This biography is so focused on its subject that important events like the First World War, the Russian Civil War and the murder of the Romanovs barely feature. Some readers might feel that is how a biography should be but I believe a biography of a man who may well have single handedly toppled an Empire and imposed a political system that shattered the world consensus (and still reigns supreme in the world's up-and-coming superpower, China) needs to have a wide historical and social backdrop. Compare Service's narrow approach to Robert Massie's "Nicholas and Alexandra" or "Peter the Great" where you feel you are in the middle of Russia, a strange state which seems familiar and European on one hand yet strange and Asiatic on the other.

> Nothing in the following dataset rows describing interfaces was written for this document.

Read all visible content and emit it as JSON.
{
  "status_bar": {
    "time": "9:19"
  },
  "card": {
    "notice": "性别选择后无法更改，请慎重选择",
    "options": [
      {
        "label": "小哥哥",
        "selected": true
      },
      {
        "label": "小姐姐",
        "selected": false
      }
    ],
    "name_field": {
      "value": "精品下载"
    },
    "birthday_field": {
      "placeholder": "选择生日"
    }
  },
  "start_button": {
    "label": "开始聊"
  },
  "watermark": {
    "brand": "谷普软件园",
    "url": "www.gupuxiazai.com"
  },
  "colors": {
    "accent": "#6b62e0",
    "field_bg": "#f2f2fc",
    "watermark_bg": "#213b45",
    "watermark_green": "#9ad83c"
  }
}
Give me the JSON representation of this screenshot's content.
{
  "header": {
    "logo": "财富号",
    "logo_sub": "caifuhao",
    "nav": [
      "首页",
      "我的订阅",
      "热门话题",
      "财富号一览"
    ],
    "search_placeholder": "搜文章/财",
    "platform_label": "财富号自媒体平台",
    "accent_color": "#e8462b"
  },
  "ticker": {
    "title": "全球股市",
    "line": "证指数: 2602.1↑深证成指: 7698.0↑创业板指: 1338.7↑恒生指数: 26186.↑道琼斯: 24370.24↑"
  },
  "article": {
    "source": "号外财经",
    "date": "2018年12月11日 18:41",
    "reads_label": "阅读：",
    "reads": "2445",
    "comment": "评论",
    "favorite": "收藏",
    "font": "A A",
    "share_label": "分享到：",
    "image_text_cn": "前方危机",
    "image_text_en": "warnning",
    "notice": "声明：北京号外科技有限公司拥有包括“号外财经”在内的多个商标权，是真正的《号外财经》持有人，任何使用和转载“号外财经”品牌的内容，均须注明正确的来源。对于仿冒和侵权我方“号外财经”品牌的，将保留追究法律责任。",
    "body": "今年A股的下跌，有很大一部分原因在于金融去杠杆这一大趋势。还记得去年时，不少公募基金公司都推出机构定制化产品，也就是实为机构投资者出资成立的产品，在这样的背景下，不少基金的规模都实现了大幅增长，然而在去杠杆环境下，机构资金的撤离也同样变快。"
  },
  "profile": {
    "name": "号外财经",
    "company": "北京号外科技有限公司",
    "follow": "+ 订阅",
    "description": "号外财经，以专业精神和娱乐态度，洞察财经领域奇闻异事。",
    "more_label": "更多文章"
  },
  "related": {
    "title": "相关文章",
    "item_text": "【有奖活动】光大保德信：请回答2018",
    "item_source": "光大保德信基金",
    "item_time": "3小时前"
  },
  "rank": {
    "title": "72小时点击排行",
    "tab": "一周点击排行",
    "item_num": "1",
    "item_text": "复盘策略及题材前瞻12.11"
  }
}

The book covers the basic facts - the names, dates and places - but uncovers little of the man himself. Perhaps this is because so much has been hidden or destroyed by the Communists who tried to turn Lenin into a secular saint or perhaps because a non-Russian simply does not have enough insight into Russian culture.
Lenin is portrayed as a bookworm steeped in Marx and Engels who is more concerned with scoring philosophical points at interminable meetings* than a man who became the dictator of Russia even though he had spent most of the previous 20 years in exile. Just how Lenin managed to achieve this prestige while he was wandering around France, Switzerland, Germany, Italy and England, usually accompanied by his mother, sister and wife (believe it or not), is simply not explained.
The author blames most of Lenin's hatred for the Tsarist regime on the fact that his elder brother was hanged while a student for involvement in a plot to assassinate Emperor Alexander III. This might be true but he provides no proof. He also makes a lot of the ménage à trois Lenin seems to have had with his wife and another woman but, apart from a few notes and letters, does not provide any real proof that Lenin was passionate about the other woman.
Leading characters like Stalin and Trotsky make only minor appearances. For example, Trotsky's role in running the Red Guard, which defeated the wide variety of domestic and international forces which attacked the revolution, is skated over. Stalin's rise to power is virtually ignored. Nothing is made of the attempts to assassinate Lenin, one of which left two bullets in his body and hastened his death in his early 50s. We never learn who was behind these attempts or what happened to the would-be assassins. How something as important as this can be ignored is beyond me.
The conclusion of this work which is almost 500 pages long is feeble to say the least: "The future does not lie with Leninist Communism. But if the future lies anywhere, we do not know where exactly. Lenin was unexpected. At the very least, his extraordinary life and career prove the need for everyone to be vigilant. Not many historical personages have achieved this effect. Let thanks be given."
To sum up, this book is better as a rather plodding history text than a biography.
*My favorite is pure Monty Python: "...the Congress agreed to drop the slogan "All Power to the Soviets" After a lengthy debate about slogans, it was decided to replace it with "All Power to the Proletariat Supported by the Poorest Peasantry and the Revolutionary Democracy Organized into Soviets of Workers', Soldiers' and Peasants' Deputies"